It's a magical image. It even has magic for me and I made it. Once i got an email from someone who camped all over india w/ the image pasted to his knapsack and he had just learned i made the image.so he emailed me. I liked that. Email didnt exist of course when i made the image. It all figured and seemed destined, in a corny way. .
F blog: Did you grow up in a creative atmosphere?
Elsa Dorfman: I didnt grow up in a creative atmosphere. I was born in 1937 and didnt have any toys. just paper dolls. I always wanted a doll house or a doll that came in a suitcase w/ clothes. I always thought i wd be a writer, but then i picked up a camera w/ george cope. when i was in college i wanted to be a writer. go figure.
It shows we can be more than one thing, good at more than one thing. I do think my images, taken together, are literary in a way. my parents were always broke, or so it seemed to me, and never had money for music or anything extraneous.they did get the readers digest and belonged to the book of the month club. and it was the war.that was a war that REALLY had an impact on civilians. unlike the iraq war. but i was surrounded by language. my mother loved language and loved to talk. and she loved stories. and bargains. so she and her friends shared their bargain hunting exploits.
F blog: You have an interesting navigation scheme on your web site. Do you plan to expand it, perhaps with totally new directions/topics?
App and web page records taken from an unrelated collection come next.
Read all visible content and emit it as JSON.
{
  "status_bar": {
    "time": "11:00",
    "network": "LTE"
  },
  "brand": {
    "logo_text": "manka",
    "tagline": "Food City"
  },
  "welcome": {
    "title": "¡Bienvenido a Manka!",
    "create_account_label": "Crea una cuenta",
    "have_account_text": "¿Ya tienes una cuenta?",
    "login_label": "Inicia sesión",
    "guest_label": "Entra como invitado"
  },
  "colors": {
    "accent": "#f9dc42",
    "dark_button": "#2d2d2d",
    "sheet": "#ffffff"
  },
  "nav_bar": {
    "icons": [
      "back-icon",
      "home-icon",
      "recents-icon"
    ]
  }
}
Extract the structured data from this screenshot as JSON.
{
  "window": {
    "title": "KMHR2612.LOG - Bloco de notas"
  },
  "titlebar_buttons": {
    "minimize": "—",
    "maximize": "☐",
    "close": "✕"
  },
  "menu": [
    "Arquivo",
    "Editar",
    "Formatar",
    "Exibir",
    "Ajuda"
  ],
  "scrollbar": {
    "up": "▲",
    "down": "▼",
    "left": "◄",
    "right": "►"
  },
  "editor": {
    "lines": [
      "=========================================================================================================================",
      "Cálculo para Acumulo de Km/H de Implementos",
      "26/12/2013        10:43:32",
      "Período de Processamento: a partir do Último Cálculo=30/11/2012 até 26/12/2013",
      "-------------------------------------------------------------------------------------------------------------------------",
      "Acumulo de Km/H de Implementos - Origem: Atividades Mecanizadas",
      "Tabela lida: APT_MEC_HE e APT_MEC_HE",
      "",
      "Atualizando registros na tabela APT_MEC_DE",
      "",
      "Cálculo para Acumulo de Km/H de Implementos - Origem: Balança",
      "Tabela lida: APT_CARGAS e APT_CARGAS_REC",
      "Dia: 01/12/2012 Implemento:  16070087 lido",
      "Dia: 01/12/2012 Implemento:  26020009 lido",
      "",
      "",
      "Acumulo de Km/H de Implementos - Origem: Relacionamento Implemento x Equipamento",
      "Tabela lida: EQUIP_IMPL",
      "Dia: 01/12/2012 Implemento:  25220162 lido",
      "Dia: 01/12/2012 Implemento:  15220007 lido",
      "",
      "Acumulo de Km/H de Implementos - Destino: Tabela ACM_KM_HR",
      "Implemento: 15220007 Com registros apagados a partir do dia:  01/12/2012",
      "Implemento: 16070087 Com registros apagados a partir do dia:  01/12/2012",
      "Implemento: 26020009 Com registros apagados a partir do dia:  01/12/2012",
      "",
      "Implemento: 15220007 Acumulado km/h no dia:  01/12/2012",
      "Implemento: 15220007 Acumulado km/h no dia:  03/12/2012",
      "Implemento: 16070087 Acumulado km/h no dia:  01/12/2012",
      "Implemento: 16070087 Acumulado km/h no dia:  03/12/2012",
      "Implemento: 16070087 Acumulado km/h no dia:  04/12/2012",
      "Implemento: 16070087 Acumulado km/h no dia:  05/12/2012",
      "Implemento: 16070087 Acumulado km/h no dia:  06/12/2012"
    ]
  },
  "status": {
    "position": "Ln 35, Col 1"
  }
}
Elsa Dorfman: i'm so glad you like my subway map. it came to me in a flash...mostly cause my husband always takes the subway. and i was struggling w/ how to get a navigation system on my site. my friend andrew grumet did the design. I got totally into subway design. There are some fabulous subway map designers. really classy. i am always putting in new topics....and now the subway has expanded so yes, i can add more lines. Does Stockholm have subways? maybe someone will put their site on that map. i really thought i wd start a trend among webmasters. a paris map, nyc. but it hasnt happened.
F blog: Could you tell us your favourite story?
Elsa Dorfman: i dont really have a favorite story. except perhaps that i didnt think i wd work on the camera, w/ the camera, in my studio for twenty years. At the beginning in may 1987 after using the camera since 1980 in polaroid facilities, museum of fine arts, mass. college of art, etc. i got a month to month lease in a cambridge building cause i didnt know how long polaroid wd lease the 20x24 to me....and every year for twenty years i wd say to the landlord, i dont know if i'll have the camera for the whole next year......and i am still there.....except my favorite film p3 is now limited.
i guess the pictures that have the most meaning are the ones of people who come and who know they are dying. thankfully there arent many of those, but even a dozen is a lot. it is a great honor to be the one that someone chose to take the last family portrait. of course LAST is the subtext. there is always the prayer of a miracle.
F Blog: We are very proud of being able to show parts of your work on the F Blog and we hope you have enjoyed being here, many thanks dear Elsa. You have many new fans among our readers.
Elsa Dorfman: cheers and thanks so much. hello to stockholm. can't buy any gudrun this year. the dollar is tooo low.
Go and visit Elsa Dorfman´s web site for more pictures and stories: elsa.photo.net. You will also find Elsa among our invited photographers on The F Blog.
The questions have been prepared by Jeanne Wells, Rhonda Prince, Jan Buse and Ulf Fågelhammar.
All pictures presented are © Elsa Dorfman